But BCE, which owns Bell Media, which in turn owns TSN Radio 990 (among its 33 radio stations across the country), recently purchased Astral Media, which owns, among other outlets, CHOM as well as CJAD and Virgin Radio. All of that could put Bird and DiMonte back in the same family – if the CRTC doesn’t rule otherwise – and then anything is possible.
“As I said when I left CHOM (about one day reuniting with DiMonte): I will burn that bridge when I get to it,” Bird deadpanned.
Bews, Bird’s new boss, elaborated.
“It’s really up to the CRTC to decide what happens in the fall, so there is no point in speculating about anything,” he explained.
“But I can say that with the authority of our president, I was able to bring Ted to our station and I’m really pumped about him aboard, as is our staff.”
Bews also points out that Bird will attract more than just sports fans.
“Like Mitch in the afternoons, Ted will really open up the station to those who don’t want to hear only about the number of goals a player scored or the number of home runs another one hit.
“He also opens the door for Ellliott (Price), who is a very funny guy, too.”
So the laughs should be flowing in the morning.

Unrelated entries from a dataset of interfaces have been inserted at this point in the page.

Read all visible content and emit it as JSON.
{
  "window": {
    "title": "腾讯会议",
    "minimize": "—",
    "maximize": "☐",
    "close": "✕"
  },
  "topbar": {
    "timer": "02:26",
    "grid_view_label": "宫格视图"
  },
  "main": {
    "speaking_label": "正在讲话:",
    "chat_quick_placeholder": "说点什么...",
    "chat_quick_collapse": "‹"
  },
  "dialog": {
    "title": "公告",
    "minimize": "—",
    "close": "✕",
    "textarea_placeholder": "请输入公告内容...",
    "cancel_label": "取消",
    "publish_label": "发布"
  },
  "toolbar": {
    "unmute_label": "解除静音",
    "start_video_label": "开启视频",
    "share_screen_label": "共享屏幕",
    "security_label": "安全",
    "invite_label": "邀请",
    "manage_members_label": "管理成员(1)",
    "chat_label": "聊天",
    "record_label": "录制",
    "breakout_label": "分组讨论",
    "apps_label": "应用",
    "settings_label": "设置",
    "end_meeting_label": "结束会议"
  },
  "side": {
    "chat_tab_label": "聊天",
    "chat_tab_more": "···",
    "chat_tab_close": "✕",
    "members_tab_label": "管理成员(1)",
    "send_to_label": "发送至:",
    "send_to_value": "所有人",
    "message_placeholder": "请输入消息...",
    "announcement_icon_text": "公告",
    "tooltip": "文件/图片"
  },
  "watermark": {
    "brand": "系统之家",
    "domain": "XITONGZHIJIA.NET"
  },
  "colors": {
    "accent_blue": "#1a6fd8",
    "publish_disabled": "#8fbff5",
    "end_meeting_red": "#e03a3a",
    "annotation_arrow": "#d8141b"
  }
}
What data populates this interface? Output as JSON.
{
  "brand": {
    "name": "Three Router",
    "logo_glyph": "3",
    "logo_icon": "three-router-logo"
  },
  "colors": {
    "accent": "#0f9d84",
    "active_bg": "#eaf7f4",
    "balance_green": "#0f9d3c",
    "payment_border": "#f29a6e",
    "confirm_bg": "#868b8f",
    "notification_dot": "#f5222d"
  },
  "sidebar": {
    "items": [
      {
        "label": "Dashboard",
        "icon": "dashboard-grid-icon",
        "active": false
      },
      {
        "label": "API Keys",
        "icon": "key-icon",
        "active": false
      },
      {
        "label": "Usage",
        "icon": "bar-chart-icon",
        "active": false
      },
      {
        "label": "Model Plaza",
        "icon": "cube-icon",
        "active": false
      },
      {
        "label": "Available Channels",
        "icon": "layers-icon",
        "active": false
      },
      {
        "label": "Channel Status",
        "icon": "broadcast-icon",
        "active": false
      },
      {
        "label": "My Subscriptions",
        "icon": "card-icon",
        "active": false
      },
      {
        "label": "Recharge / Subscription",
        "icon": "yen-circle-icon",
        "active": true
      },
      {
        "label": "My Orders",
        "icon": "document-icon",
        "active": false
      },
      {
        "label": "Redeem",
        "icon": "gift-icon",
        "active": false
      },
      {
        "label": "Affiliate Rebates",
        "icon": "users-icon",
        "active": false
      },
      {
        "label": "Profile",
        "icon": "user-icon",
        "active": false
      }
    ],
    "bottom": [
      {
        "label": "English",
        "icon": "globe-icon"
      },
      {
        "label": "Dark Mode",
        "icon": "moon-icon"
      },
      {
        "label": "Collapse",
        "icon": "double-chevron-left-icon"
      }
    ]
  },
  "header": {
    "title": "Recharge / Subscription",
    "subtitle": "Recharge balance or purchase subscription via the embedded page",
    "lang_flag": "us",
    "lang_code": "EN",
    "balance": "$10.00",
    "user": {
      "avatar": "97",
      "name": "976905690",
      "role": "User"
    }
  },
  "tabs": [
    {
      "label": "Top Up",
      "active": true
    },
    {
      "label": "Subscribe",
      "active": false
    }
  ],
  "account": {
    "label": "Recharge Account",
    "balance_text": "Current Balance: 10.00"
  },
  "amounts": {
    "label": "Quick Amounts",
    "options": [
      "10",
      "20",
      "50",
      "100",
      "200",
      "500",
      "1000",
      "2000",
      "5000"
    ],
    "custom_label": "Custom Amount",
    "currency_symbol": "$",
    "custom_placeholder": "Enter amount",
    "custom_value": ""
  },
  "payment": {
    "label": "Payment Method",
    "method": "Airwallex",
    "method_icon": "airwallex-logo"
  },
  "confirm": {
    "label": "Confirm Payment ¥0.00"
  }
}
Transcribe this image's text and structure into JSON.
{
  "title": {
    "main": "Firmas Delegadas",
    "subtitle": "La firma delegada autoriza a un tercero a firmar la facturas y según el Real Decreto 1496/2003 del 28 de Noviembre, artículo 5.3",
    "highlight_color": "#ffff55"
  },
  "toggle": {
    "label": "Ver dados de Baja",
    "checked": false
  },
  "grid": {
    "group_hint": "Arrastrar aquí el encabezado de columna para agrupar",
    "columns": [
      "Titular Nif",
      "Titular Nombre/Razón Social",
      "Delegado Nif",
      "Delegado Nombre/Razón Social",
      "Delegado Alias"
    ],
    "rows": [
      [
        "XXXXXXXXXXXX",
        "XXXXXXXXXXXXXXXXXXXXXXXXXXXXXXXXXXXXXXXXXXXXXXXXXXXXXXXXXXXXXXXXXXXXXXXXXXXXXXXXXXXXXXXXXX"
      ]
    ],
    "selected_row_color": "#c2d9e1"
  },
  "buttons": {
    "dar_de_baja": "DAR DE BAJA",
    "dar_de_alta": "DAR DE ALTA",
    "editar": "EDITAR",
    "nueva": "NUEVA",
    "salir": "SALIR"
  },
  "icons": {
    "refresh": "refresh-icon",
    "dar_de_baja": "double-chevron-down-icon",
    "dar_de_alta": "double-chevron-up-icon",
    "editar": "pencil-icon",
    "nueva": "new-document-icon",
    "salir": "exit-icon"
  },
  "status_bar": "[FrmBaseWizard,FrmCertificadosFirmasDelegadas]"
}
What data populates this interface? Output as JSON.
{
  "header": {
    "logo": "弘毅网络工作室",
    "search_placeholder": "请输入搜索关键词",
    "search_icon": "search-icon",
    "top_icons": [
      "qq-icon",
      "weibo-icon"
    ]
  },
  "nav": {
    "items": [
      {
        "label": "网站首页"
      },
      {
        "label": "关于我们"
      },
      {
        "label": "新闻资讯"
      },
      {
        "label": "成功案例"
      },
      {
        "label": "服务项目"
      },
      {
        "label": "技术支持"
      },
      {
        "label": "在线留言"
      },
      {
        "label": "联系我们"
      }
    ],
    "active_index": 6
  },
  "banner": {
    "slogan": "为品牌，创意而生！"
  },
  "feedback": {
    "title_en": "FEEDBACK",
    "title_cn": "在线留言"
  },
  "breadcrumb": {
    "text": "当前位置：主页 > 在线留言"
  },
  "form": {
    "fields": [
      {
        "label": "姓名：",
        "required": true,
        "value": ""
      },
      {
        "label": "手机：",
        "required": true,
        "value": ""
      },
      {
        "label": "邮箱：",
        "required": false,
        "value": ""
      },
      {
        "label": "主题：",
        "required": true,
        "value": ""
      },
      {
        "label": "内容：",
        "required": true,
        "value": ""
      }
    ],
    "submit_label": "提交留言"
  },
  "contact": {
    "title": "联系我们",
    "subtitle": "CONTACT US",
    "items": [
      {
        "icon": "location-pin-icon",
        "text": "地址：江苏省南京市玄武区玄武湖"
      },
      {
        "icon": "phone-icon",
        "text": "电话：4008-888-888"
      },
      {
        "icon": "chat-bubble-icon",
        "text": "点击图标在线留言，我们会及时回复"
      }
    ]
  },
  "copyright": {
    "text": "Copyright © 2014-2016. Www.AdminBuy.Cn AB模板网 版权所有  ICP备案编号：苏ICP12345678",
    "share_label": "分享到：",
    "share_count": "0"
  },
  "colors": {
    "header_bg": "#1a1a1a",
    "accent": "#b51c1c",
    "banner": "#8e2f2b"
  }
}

Those who have caught Bird on air before or who follow him on Twitter are well aware of his acerbic take on sports.
For example: “Pastor Maldonado is not only the first Venezuelan but also the first member of the Lutheran clergy to win a Formula One race.” Or, “Nice suit on Don Cherry for a change: 1930s gangster trumps madam-at-an-Okinawa whorehouse every time.”
But few get under Bird’s skin more than CBC-TV hockey announcer Bob Cole, especially when he brings up phrases like “forechecking supreme.” Bird wonders if that is a dish “served in the press room” before the game.
Bird acknowledges he will be hard pressed to hold his tongue on many issues, no matter how sensitive.
“Count on me to be honest. Okay, maybe not as brutally honest as before,” he said with a big smile. “I do, after all, have to be aware of the business relationship between TSN 990 and the Canadiens. And I do have to make payments on my pickup truck – if I can still afford it.”
To which grinning, soon-to-be colleague Melnick responded: “Sorry, but if you’re working here, you can’t afford it.”
Melnick drives a bicycle, but he lives a few minutes from the station. Bird lives in the West Island and can’t fathom ever biking into work from there.
Bird, a native of Fredericton, doesn’t need a tour of the station. One of his first jobs in radio was at the same venue, then called CKGM, 33 years ago. He did the news on the legendary Ralph Lockwood’s morning show. After five months, Bird moved to Toronto for a five-year series of radio jobs. He came back to Montreal and has stayed put since.
Bird has a 22-year-old daughter from his first marriage, and sons, 11 and 13, and a daughter, 4, from his second marriage, to Danielle.
“The last one is called Allison, but we’ve taken to calling her ‘Oops’ on occasion,” he said.
Danielle noted: “Ted is more mellow than ever. I’m really excited for him, because he is so excited about this new job. I just don’t ever want to hear him say again: ‘Guess what I did today, honey.’ ”
Bird nodded. Apparently, the last time he used those words on his wife was the day he quit his job at CHOM and the family embarked on a new adventure in downsizing.
“I think I’ll stay put for a while now,” Bird said. “And if I ever manage to utter, ‘Guess what I did today,’ it would be prudent for me to follow up with, ‘I bought you some jewellery,’ or something.